Guilford Art Center's annual Artistry Holiday Sale of Fine American Craft features handmade works by more than 300 artists from across America, including pottery, jewelry, glass, fiber, ornaments, accessories, toys, specialty foods and more. New works are added throughout the course of the event, encouraging visitors to return to find one-of-a-kind finds. Support American artists, the arts, and small businesses.
Brookfield Craft Center’s 37th Annual Holiday Exhibition will feature an extraordinary collection of contemporary American craft for the holidays: handmade works by more than 140 selected artists in jewelry, wearable fiber, ceramics, toys, glass, wood, paper and steel. All purchases benefit the Craft Center’s education programs, and provide support for independent artists. This Holiday sale will kick off with a Special Members only preview November 2nd. Consider becoming a member today.

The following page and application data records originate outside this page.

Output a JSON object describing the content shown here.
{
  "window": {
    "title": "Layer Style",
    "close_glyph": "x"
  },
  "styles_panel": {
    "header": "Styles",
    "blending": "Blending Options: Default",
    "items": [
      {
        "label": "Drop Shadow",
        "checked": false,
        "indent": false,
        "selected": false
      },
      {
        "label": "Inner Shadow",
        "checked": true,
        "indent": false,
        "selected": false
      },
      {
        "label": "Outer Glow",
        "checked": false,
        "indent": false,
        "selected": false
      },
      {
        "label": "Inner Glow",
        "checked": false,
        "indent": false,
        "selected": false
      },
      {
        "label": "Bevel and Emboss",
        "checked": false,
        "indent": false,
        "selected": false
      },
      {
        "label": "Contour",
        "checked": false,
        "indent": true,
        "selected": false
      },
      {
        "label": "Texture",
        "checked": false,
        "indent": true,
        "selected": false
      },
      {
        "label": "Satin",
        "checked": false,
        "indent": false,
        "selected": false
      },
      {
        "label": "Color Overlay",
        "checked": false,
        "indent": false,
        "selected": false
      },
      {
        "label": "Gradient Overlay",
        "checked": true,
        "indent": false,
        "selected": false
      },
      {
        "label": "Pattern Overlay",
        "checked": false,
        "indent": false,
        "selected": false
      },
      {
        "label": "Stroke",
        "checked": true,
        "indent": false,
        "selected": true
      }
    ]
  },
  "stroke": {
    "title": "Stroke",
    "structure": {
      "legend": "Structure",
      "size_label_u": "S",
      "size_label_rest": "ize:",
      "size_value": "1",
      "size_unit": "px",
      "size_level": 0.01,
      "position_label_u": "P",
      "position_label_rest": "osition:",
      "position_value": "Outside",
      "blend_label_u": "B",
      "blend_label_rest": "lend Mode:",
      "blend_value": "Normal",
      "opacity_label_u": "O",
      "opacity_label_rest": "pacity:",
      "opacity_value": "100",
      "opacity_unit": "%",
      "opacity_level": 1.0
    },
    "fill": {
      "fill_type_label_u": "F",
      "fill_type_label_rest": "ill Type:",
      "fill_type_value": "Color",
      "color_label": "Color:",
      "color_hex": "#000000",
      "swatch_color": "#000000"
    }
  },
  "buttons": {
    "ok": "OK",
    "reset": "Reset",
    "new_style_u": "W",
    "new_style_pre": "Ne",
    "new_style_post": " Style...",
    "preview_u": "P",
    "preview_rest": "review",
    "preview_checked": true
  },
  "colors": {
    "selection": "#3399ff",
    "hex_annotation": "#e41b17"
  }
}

For more information on membership for Gallery hours please visit brookfieldcraft.org or call 203-775-4526.
FOR IMMEDIATE RELEASE:
A Celebration of Literature and Narrative Medicine.
A READING AND DISCUSSION TO LAUNCH THE FIRST PUBLICATION OF VIRGINIA WOOLF WITH HER MOTHER, JULIA STEPHEN.
On Being Ill with Notes from Sick Rooms by Virginia Woolf and Julia Stephen
"Woolf and Stephen will certainly change the way readers think of illness." — Publishers Weekly (10.15.12)
A book launch celebrating the Paris Press 10th anniversary edition of Virginia Woolf’s On Being Ill. With the new addition of Notes from Sick Rooms by Woolf’s mother, Julia Stephen, marking the first book publication of Woolf and her mother. The new On Being Ill keeps Hermione Lee’s extraordinary Introduction and adds a new Introduction by Mark Hussey for Notes from Sick Rooms, and a new brilliant Afterword by Rita Charon.
Featuring comments and readings by
Rita Charon, physician and Director of the Program in Narrative Medicine
Mark Hussey, Pace University and acclaimed Virginia Woolf scholar
Judith Kelman, Director of Visible Ink Writing Program, Memorial Sloan Kettering
Elizabeth Lorde-Rollins, physician and poet
Introductions by Janlori Goldman, Columbia University professor, and Jan Freeman, Director of Paris Press and poet
Paris Press is a not-for-profit 501(c)(3) literary press, publishing groundbreaking work by women writers that has beenoverlooked by the independent and mainstream publishing words.
Co-sponsored by a wide variety of departments at Columbia University and Paris Press.
Ben Ratliff has been a jazz and pop critic for The New York Times since 1996. He has written three books: The Jazz Ear: Conversations Over Music (2008); Coltrane: The Story of a Sound (2007) a finalist for the National Book Critics Circle Award; and Jazz: A Critic’s Guide to the 100 Most Important Recordings (2002).
With the Music & Public Life series, Wesleyan University is celebrating and studying the sounds, words, and spirit of music in public at the local, national, and transnational levels through concerts, workshops, gatherings, and courses, all designed to cross disciplines and engage the campus and Greater Middletown communities.